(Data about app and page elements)
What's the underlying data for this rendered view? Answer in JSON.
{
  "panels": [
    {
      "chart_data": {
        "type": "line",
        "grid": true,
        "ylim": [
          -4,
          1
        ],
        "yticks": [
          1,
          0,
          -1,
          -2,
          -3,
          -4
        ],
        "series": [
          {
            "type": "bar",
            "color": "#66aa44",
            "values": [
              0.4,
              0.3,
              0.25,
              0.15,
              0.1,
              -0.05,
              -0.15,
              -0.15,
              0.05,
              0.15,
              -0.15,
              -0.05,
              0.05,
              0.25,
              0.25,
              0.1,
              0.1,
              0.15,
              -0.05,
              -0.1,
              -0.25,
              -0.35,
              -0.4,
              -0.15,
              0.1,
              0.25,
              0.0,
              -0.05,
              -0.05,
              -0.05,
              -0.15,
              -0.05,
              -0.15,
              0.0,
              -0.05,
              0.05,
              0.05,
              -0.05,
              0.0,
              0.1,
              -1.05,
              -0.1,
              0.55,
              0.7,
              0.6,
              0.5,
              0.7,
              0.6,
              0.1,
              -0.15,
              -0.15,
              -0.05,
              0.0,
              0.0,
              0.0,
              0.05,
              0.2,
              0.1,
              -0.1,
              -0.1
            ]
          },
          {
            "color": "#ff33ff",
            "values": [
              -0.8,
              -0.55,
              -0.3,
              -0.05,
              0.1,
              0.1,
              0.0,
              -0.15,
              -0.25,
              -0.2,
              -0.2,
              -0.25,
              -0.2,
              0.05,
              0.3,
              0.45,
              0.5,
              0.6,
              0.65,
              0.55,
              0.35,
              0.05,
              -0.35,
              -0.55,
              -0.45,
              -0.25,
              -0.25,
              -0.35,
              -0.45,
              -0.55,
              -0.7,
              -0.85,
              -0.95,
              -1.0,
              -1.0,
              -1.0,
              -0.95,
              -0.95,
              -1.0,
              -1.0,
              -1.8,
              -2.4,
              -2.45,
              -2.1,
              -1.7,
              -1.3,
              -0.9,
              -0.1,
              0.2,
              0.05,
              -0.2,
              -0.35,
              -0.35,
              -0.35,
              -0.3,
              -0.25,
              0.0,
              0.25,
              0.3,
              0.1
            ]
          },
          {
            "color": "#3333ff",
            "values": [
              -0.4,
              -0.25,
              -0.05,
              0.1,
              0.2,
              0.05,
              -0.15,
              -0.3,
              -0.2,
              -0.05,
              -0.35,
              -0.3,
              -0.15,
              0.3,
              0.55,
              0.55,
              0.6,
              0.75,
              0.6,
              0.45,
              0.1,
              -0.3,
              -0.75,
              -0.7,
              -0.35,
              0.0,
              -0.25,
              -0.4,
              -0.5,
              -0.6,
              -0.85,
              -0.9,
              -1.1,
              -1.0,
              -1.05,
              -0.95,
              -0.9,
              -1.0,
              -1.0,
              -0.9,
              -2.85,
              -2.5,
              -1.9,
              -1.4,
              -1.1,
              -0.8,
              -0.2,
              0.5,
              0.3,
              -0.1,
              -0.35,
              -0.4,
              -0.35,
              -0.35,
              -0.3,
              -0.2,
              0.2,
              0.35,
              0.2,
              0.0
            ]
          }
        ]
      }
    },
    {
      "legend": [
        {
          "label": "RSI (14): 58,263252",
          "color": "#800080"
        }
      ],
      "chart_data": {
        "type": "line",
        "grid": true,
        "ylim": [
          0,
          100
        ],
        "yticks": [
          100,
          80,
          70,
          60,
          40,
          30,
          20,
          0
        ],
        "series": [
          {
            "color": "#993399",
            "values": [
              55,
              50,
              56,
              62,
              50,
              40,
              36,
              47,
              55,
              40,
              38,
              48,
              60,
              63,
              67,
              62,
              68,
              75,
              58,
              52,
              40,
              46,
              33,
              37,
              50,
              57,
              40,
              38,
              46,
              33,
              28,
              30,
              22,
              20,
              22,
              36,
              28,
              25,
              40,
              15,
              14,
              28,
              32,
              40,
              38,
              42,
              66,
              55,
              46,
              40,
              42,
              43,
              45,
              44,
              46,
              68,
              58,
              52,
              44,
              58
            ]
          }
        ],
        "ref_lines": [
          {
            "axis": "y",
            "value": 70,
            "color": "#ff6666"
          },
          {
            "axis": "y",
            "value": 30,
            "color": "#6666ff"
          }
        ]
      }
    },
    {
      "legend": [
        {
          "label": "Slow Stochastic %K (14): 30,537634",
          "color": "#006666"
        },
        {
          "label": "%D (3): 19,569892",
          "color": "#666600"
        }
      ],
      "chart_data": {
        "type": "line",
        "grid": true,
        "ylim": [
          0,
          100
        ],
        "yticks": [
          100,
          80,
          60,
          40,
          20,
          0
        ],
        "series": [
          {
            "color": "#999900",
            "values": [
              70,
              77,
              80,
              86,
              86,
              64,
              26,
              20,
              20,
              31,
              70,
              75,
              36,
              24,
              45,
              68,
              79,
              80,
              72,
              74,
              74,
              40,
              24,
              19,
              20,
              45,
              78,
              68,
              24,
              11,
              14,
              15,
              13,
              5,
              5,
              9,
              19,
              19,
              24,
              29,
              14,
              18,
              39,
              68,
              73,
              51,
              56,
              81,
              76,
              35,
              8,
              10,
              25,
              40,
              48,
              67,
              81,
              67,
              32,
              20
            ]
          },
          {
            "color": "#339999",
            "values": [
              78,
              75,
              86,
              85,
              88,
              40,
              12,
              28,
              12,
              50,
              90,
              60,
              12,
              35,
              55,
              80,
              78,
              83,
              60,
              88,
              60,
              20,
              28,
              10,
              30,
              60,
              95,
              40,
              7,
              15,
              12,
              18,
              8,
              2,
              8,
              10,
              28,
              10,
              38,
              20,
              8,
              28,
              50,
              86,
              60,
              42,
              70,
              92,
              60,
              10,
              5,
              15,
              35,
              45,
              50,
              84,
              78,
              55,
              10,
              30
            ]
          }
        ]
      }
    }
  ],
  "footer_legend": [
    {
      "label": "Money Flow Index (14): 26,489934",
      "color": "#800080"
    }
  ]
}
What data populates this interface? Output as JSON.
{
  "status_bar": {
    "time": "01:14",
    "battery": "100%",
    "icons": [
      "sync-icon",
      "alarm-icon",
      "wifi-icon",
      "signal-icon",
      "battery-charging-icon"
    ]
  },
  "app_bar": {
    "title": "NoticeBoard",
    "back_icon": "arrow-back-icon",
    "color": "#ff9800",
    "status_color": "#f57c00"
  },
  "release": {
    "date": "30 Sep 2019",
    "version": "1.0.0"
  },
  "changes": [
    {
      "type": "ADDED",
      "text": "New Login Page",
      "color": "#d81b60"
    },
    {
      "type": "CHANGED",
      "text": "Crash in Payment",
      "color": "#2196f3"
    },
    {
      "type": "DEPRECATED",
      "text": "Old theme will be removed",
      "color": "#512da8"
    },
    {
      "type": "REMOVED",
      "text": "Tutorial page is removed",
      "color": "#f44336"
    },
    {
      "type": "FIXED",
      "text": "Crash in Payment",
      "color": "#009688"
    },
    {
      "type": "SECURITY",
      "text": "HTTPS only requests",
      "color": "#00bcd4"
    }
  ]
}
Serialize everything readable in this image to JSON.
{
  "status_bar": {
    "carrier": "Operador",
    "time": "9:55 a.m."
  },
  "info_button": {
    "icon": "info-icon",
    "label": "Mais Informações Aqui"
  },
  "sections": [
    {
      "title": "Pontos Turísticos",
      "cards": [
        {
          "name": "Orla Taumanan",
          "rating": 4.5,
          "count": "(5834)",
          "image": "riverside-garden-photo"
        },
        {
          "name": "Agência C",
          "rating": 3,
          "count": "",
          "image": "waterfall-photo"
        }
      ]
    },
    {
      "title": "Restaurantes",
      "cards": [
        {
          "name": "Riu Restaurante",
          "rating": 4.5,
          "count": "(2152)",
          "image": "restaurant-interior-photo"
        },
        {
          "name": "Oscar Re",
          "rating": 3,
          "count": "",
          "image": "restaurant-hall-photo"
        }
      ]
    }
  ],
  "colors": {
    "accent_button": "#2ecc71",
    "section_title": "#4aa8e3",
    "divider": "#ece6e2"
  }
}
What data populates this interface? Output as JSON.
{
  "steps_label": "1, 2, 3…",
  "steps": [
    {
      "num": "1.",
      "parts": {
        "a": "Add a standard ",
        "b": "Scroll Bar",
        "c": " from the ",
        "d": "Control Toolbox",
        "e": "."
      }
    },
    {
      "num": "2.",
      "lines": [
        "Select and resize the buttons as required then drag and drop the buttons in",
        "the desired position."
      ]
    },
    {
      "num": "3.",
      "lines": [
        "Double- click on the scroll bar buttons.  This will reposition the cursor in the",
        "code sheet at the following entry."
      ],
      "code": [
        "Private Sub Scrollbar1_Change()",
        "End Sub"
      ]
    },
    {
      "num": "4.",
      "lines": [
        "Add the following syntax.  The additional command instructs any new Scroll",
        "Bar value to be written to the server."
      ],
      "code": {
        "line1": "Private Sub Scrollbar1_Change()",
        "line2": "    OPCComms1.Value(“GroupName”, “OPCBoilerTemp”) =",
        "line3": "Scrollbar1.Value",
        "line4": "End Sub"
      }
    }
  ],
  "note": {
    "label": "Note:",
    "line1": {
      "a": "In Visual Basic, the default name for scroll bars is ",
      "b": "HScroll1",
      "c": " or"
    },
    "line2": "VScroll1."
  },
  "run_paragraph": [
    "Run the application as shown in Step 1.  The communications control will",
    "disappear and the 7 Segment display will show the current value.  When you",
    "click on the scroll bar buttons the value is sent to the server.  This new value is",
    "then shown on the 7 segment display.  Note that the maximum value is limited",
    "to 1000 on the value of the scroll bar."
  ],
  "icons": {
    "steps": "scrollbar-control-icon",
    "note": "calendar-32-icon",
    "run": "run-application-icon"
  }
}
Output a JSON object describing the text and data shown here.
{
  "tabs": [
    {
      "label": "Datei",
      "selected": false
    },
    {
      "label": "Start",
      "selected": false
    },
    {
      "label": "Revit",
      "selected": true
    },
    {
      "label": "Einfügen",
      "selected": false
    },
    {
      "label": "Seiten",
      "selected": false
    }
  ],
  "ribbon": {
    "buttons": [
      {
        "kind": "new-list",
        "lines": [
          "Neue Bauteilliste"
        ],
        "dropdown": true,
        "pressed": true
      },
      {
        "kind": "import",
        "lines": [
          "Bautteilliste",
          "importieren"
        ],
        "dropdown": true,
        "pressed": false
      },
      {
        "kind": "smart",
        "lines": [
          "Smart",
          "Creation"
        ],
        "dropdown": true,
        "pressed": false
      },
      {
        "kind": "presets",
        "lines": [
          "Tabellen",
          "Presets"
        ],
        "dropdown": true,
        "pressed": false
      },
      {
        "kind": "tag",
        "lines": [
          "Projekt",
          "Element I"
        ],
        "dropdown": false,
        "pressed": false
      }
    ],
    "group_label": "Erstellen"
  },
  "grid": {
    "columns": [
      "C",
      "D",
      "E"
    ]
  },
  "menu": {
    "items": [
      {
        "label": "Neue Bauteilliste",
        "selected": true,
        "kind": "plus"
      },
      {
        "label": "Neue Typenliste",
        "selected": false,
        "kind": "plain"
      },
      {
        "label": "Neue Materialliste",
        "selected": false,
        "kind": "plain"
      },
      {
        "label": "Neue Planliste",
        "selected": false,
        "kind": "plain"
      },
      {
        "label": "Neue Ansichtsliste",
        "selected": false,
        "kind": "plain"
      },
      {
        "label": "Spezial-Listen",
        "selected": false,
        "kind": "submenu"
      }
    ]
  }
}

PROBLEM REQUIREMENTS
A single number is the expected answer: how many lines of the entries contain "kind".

TASK RESULT
11